London Higher – a regional HE membership association survivor. A few thoughts on why..


It’s THAT time of year. London Higher is immersed in preparations for the AGM. In a small business it’s all hands to the pump. Nerves, confidence, tension and anticipation swim around together.  This year we are seeking approval to increase member contributions – an added edge.

London Higher is a higher education regional association (HERA). Once there were 9. Most were founded in the late 90s. A new regional thrust in England seemed likely then.  HEFCE itself helped to set up the HERAs.  In London progress was slow and prospects at best looked mixed. The other HERAs seemed more robust. I joined in May 2002 for a 2 year stint. I wasn’t convinced about a longer term!  13 years on and I’m still here. London Higher is still here.  Yet most of the other HERAs (and many other smaller HE sector collaborative organisations) have disappeared.

What distinguishes London Higher from other HE membership organisation? In many respects nothing. If London Higher didn’t differentiate itself members wouldn’t pay to join at all. Determining member priorities, defining the right offer, not duplicating the work of others, and establishing how to deliver value for money, are preoccupations.

How come London Higher has weathered many storms, and the worst of the recession, and retained its membership?  I am not placed to comment on other organisations. But our 40+ HEI cluster, with no one dominant HEI in the pack, is a likely factor.  London Higher can operate even if a member or two choose to dip out for a spell, or mergers come about. It would be harder in a smaller group.

To me, London Higher engaged with its HEIs, and with other regional stakeholders, in a way that always seemed different. This perhaps borne of necessity due to the size and diversity of our membership.  And of course the scale, shape and dynamics of the capital impact on the nature of both the challenges and opportunities of being located in London.  The environment is a unique one.

I used to meet with colleagues from other HERAs. I often felt that what I had to say, and what London Higher was interested in, seemed dissimilar.  We never had anything in the way of big national or EU regional projects to administer either. Even when grants were common, member contributions were always our main income source.  Sometimes I bemoaned all this.

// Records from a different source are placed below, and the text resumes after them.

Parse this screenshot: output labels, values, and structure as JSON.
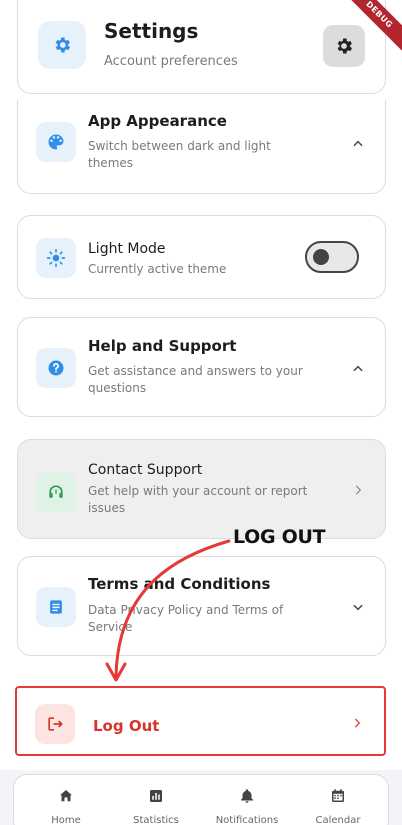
{
  "debug_banner": "DEBUG",
  "header": {
    "title": "Settings",
    "subtitle": "Account preferences"
  },
  "appearance": {
    "title": "App Appearance",
    "subtitle": "Switch between dark and light themes"
  },
  "light_mode": {
    "title": "Light Mode",
    "subtitle": "Currently active theme",
    "toggle_on": false
  },
  "help": {
    "title": "Help and Support",
    "subtitle": "Get assistance and answers to your questions"
  },
  "contact": {
    "title": "Contact Support",
    "subtitle": "Get help with your account or report issues"
  },
  "terms": {
    "title": "Terms and Conditions",
    "subtitle": "Data Privacy Policy and Terms of Service"
  },
  "logout": {
    "title": "Log Out"
  },
  "annotation": {
    "label": "LOG OUT"
  },
  "nav": {
    "items": [
      {
        "label": "Home",
        "icon": "home-icon"
      },
      {
        "label": "Statistics",
        "icon": "statistics-icon"
      },
      {
        "label": "Notifications",
        "icon": "bell-icon"
      },
      {
        "label": "Calendar",
        "icon": "calendar-icon"
      }
    ]
  },
  "colors": {
    "accent_blue": "#2f8fe6",
    "danger_red": "#e53935",
    "contact_green": "#2e9b5a"
  }
}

Maybe the lack of major external income streams, and the constant striving to embrace our diverse member HEIs, in planning and delivery, flexing as necessary, were essential planks for longevity.  Over the years the organisation has developed. Our advisory groups and networks (not standing committees) have become well embedded. As an executive, our expertise and understanding has grown, and we also – I believe – have proved our worth. We now appear trusted as being non-partisan, reliable and capable by our member HEIs. Another key to our success is, of course, the excellent team around me. A representative, and engaged, Board likewise.

The AGM gives an opportunity for our members to challenge the elected Board and the Executive, to query or contest our achievements this past year and our plans for next, or both.  There are tough times ahead too. We must go on working hard to stay on the front foot and be ready to make tough calls.  But would I bet on whether the organisation will still be around in another 13 years? Yes. If London Higher did not already exist then something similar would need to be invented – a telling indicator of whether there is a case for any organisation.  Roll on the AGM.